Hundreds and hundreds of miles later in this parking lot perched high above the Pecos River, here was what looked like the same strange contraption. French plates, motor bikes and giant tires. Could there be two of these vehicles or had we miraculously re-encountered each other?

We sat in our Airstream contemplating the view and enjoying lunch. Finally, I could take it no more. I had to ask. I walked over to the strange vehicle. It was so high the steps to gain access were actually a ladder. The door was open. The occupants were likely enjoying their own lunch.

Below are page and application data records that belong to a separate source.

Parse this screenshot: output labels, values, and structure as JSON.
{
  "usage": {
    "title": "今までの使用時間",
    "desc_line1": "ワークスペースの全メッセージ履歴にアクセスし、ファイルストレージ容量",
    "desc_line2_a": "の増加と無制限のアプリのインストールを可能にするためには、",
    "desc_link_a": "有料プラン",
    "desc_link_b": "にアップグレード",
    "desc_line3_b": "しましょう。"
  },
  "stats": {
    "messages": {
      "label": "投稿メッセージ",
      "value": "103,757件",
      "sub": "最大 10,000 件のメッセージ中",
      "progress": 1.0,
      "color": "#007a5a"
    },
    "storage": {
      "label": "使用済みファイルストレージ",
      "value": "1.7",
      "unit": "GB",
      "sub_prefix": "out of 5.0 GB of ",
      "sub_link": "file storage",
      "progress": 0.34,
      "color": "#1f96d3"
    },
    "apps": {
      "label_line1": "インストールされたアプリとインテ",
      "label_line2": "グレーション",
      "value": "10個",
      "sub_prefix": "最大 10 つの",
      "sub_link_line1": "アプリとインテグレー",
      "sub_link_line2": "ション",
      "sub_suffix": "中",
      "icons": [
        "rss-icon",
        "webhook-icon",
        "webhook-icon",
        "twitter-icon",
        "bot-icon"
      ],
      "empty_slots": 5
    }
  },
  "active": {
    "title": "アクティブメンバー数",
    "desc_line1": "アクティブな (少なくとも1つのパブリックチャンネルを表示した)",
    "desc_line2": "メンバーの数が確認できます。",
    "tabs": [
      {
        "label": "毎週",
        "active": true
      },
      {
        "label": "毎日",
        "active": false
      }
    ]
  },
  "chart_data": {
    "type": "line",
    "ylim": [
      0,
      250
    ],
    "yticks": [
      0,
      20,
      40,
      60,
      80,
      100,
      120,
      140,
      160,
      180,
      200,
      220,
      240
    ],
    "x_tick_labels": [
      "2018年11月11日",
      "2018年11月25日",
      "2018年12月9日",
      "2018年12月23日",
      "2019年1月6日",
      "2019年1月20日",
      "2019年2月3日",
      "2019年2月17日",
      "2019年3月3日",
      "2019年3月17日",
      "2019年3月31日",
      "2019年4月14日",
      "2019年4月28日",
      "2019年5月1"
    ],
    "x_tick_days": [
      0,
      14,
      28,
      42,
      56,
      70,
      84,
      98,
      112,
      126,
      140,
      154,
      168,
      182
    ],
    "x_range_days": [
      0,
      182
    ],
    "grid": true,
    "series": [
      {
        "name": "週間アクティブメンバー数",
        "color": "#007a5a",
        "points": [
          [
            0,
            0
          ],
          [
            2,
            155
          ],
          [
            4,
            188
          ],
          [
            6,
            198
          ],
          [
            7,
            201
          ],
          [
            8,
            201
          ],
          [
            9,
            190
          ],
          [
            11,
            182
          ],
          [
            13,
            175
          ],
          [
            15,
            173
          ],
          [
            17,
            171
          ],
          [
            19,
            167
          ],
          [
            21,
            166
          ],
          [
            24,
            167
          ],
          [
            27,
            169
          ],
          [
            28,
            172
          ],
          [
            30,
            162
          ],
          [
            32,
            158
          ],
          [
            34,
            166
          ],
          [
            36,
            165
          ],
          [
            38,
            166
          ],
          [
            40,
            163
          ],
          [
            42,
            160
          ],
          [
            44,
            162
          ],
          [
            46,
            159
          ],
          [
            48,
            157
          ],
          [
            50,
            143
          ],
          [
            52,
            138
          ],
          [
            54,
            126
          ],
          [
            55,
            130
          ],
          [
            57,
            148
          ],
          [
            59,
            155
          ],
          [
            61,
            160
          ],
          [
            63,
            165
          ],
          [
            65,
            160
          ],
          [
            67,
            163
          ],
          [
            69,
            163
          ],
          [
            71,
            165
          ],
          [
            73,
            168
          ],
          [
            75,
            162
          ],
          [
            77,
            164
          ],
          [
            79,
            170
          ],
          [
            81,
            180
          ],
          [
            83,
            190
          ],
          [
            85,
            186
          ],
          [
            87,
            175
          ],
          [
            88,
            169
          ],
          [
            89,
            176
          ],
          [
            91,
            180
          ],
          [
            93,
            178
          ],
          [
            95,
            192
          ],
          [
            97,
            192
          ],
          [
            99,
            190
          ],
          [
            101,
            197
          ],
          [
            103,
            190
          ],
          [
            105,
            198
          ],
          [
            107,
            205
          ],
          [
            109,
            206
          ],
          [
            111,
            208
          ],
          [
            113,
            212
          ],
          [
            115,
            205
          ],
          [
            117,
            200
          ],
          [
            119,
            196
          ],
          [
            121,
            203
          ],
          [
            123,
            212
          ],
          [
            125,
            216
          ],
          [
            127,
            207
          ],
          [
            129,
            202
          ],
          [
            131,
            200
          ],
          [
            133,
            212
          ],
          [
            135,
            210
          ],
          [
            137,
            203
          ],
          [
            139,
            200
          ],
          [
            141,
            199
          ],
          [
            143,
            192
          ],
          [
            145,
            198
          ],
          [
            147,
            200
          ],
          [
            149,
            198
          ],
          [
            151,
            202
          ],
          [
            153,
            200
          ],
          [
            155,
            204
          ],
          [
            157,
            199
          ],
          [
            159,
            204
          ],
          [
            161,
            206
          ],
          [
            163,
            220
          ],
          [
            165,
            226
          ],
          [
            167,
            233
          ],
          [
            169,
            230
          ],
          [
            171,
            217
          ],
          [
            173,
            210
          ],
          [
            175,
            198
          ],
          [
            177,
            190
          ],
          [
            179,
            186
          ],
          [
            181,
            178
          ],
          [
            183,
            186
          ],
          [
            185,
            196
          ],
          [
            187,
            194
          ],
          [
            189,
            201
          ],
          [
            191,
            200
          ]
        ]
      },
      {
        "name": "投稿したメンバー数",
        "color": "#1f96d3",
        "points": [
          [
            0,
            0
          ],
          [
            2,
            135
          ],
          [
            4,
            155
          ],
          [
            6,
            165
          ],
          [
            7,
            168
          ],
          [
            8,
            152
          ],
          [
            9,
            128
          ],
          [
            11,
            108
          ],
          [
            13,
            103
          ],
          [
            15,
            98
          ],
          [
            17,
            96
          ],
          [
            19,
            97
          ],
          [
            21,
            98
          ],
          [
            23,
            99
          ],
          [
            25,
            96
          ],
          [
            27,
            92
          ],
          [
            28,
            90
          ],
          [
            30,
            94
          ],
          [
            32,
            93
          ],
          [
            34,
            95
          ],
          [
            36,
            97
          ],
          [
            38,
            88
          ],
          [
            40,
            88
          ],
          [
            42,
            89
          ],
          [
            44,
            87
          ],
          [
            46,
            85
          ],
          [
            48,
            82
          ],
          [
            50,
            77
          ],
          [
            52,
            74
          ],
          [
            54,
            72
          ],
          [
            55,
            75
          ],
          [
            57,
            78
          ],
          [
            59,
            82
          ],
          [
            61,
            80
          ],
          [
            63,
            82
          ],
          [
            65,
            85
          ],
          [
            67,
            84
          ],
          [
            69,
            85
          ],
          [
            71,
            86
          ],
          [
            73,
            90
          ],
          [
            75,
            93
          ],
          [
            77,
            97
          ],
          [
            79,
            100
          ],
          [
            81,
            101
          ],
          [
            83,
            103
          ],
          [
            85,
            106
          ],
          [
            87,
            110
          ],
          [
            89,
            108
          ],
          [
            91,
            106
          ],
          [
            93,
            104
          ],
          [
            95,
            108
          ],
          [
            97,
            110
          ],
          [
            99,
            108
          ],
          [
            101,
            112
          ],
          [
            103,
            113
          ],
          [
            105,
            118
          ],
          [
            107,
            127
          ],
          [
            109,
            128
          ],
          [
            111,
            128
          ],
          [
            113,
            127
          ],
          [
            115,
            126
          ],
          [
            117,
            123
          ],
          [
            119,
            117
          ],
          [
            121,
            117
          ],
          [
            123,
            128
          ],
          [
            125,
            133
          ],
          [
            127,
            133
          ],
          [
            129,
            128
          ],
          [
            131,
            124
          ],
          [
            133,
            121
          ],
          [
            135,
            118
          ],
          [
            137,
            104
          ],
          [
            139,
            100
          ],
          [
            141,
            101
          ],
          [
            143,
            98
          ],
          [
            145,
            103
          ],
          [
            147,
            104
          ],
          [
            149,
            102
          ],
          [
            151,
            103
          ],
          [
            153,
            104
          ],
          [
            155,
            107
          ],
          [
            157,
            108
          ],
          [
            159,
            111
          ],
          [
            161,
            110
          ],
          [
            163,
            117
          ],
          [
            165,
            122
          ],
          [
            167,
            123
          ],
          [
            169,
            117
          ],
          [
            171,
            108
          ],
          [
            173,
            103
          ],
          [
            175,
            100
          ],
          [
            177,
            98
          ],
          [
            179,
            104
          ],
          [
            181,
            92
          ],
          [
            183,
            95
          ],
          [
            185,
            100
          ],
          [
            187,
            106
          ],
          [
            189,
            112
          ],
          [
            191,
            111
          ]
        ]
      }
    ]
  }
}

“Pardon? Pardon?” A woman appeared in the doorway. “Bonjour! Parlez vous anglais?” “Non, mais mon marie parle anglais.” A nice looking man about my age appeared. “Bonjour!” I asked if they had been in Navarre near Pensacola a few weeks ago and they replied that they had. “C’est incroyable!” We saw you there and now we have run into each other again! The man agreed it was remarkable that in such a big country we would encounter each other again. He translated for his wife. There was much smiling and nodding and further expressions of amazement. We wished each other a good trip and I returned to Jim, curiosity satisfied. Shortly after, the big camper van pulled away as our frenchmen continued their journey. We followed moments later. In all the parking lots in all the world…

The landscape was arid. The air was warm. The highway wound through hills and valleys dotted with dusty scrub, mesquite and rock formations. We passed signs directing us to Big Bend State Park. Another place we would love to see, but must save for another trip.

We reached the Fort Stockton RV Resort in the late afternoon. The sun was beginning to set and, while it was still very warm, it would cool quickly once the sun was gone. The rv resort was large with a few brave trees dotting the camp sites. Half the park was devoted to transients and half the park was clearly comprised of full time residents.

It had been a long drive, but one full of new sights and adventures. We were tired from so many miles, but we unhitched knowing the next day was not a travel day. We would explore Fort Stockton. The ever present wind was blowing and we opened all our windows to catch the breeze. After Fort Stockton we would have one last leg in our hop scotch across Texas.